Many people do not think that they are considered a business unless they form a LLC. However, according to the US government, a sole proprietorship is just as much a business as anything else. The downside to the sole proprietorship structure is that the owner is personally liable for any financial obligations the business may have. So if your business gets sued, the plaintiff can come after your personal assets like your home, car, and any future income you make in order to satisfy the court’s ruling.


S-Corporation


An S-Corporation is a small business corporation. The S-Corp election allows the owner(s)/shareholder(s) to only be taxed at the individual level instead of at both the corporate and individual level. We’ll go over an example of this below.


S-Corp Advantages

  • The big advantage of the S-Corp status is a tax concept called pass-through taxation. Pass-through taxation means that your company isn’t taxed on the income it generates. Instead, this income can be distributed to the owner(s)/shareholder(s).

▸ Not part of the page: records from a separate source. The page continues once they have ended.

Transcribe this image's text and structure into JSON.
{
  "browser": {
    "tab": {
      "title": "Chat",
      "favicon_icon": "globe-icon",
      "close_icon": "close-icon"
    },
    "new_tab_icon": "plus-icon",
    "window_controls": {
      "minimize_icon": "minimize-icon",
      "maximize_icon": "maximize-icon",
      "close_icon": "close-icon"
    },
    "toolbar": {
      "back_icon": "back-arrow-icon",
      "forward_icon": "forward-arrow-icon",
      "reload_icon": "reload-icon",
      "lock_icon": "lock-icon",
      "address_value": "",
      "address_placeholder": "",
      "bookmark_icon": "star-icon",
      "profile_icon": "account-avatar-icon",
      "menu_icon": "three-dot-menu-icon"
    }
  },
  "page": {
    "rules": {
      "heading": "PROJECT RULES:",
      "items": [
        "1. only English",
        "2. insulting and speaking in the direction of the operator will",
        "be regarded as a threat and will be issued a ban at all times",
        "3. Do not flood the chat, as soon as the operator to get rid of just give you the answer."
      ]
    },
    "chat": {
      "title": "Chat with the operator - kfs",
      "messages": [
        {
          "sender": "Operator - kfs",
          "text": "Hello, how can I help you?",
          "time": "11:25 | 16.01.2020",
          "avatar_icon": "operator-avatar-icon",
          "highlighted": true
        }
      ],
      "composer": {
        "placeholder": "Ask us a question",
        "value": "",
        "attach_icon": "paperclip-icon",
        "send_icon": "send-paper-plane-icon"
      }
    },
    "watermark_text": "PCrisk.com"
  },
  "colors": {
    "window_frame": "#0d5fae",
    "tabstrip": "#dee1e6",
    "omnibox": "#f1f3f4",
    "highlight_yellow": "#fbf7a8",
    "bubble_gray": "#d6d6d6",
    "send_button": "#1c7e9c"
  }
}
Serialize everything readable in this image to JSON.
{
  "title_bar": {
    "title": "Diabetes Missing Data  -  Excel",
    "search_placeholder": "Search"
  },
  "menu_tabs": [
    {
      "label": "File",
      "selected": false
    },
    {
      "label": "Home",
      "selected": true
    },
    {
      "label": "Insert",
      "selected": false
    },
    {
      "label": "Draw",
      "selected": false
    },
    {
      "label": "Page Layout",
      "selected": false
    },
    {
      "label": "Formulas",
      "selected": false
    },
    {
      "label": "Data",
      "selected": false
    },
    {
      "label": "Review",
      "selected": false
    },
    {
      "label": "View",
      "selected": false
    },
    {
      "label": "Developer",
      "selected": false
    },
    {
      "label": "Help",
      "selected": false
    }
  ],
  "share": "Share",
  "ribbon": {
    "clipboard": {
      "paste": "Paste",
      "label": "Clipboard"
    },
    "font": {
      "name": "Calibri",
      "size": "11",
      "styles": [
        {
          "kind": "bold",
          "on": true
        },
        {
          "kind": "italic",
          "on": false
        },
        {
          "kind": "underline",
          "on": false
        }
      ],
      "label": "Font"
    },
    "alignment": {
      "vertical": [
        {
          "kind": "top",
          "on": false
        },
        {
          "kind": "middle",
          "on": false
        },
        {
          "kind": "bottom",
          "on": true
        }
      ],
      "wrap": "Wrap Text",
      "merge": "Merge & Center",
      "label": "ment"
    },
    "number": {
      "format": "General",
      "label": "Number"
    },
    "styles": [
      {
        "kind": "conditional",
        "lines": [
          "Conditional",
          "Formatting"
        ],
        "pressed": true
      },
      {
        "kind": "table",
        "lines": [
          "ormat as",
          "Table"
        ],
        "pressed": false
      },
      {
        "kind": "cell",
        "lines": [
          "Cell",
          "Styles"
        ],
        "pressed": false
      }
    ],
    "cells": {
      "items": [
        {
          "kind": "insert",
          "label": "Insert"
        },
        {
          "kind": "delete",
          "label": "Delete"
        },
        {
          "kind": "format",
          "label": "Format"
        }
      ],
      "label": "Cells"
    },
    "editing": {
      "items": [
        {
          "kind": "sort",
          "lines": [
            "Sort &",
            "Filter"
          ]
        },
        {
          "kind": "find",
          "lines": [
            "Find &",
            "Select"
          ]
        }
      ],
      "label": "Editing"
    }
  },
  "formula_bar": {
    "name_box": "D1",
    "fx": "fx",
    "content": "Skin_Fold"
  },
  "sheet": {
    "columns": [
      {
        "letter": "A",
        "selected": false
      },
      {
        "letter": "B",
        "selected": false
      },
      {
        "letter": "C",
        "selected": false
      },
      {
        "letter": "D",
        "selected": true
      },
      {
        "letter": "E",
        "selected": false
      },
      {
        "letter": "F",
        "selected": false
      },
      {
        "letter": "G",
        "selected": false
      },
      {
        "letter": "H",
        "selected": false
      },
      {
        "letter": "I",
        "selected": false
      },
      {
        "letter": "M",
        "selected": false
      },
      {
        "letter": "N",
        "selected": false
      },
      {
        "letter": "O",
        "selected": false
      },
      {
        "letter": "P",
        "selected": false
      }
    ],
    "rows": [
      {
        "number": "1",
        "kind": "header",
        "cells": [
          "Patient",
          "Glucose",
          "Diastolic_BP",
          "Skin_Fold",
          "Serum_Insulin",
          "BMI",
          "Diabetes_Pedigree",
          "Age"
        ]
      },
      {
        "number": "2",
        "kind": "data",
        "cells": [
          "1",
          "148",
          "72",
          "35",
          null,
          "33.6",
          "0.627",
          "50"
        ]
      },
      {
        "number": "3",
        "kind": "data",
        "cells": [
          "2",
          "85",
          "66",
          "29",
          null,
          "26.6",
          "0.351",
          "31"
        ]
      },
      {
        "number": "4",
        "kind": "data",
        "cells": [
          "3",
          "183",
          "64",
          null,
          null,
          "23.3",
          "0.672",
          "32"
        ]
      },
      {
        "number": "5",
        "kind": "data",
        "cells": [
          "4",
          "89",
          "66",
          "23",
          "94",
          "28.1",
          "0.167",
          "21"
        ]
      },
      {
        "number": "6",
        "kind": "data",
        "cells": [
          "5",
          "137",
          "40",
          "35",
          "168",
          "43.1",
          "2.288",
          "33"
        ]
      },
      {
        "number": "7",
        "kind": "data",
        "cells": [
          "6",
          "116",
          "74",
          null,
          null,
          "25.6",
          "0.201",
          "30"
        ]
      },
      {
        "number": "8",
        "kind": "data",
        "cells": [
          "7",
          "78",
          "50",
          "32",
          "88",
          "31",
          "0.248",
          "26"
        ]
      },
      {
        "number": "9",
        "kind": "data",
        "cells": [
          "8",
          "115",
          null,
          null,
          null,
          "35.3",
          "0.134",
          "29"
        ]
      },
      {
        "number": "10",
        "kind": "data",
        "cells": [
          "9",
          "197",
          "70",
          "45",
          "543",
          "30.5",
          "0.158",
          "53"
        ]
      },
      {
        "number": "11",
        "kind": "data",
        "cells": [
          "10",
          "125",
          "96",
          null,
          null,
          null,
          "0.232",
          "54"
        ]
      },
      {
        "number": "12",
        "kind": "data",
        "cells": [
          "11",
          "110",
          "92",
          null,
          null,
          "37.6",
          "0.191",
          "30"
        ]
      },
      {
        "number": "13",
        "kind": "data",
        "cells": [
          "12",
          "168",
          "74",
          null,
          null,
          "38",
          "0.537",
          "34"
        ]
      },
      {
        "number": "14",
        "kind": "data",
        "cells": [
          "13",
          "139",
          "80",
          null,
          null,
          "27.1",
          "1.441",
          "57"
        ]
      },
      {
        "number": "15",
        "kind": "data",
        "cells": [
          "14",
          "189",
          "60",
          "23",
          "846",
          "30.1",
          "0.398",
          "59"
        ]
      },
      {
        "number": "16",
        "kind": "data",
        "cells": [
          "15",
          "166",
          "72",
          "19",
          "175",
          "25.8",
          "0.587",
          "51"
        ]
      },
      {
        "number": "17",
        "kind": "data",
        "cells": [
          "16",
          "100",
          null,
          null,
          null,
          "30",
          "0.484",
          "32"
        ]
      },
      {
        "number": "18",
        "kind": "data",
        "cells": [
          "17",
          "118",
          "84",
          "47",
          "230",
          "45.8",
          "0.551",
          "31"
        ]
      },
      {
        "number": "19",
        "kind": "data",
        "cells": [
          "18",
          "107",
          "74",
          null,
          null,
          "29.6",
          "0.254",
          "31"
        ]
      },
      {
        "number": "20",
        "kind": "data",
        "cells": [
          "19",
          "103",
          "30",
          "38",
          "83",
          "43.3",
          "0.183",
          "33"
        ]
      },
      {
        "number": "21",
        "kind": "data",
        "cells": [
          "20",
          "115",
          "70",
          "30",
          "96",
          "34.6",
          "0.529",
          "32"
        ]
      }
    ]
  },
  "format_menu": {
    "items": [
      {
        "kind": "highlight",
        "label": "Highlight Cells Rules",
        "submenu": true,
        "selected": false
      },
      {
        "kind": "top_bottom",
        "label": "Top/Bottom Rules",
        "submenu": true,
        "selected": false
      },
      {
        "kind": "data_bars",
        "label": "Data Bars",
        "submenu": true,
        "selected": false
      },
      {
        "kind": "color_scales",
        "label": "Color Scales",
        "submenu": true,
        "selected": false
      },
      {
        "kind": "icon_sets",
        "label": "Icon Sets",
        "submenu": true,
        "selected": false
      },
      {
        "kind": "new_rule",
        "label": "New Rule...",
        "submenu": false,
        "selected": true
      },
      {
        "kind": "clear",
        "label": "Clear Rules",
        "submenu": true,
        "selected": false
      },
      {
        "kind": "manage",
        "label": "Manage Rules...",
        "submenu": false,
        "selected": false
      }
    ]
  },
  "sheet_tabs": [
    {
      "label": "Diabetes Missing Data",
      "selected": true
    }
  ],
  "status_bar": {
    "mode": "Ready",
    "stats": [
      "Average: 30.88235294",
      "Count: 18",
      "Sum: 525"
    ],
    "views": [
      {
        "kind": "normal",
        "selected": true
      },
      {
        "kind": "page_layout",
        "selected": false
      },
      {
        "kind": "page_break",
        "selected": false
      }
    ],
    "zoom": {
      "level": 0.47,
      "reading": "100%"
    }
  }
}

  • Another important advantage is the limited liability protection for owners and shareholders. There is an extra layer of security for your personal assets in the event your company is dissolved or is being sued.

  • Your company can attract investors through the sale of shares of stock, giving you investment opportunities for the continued growth of your business.

  • Your business will continue to exist even if the owner leaves, retires, or dies.


S-Corp Disadvantages

  • There is additional paperwork involved. It is necessary to incorporate the business by filing Articles of Incorporation with your state, obtain a registered agent for your company, and pay the appropriate fees.

  • Many states impose ongoing fees, such as annual report or franchise tax fees. These fees are typically minimal and in most cases you will recoup the amount you paid in fees with tax savings.

  • Because the S-Corp status allows for distributions to a shareholder, the IRS scrutinizes payments to make sure the characterization conforms to reality.

  • If the company tax status is compromised by either non-resident stockholder or stock being placed in corporate entity name, the IRS will revoke the status, charge back-taxes for 3 years, and impose a further 5-year waiting period to regain the tax status.


Need more clarity on the different types of business structures?

It’s a big decision so make sure you do gather as much information needed to do what’s best for you. Feel free to schedule a chat with my CPA Amy Northard here!


Be your own Creative Financial Officer (CFO).


As a girl boss, it’s important to know your numbers like a boss. If you’re looking for a little kickstart to get your finances in order, join Amy and other girl bosses over at the Be Your Own CFO program. The Be Your Own CFO program includes access to a Certified Public Accountant and a membership site. The site includes short videos and guides that will walk you through the main topics in each lesson.


You have time to review and ask questions throughout the program. Amy has a private Facebook group for check-ins, questions, and accountability!


Be sure to check out the Be Your CFO program today!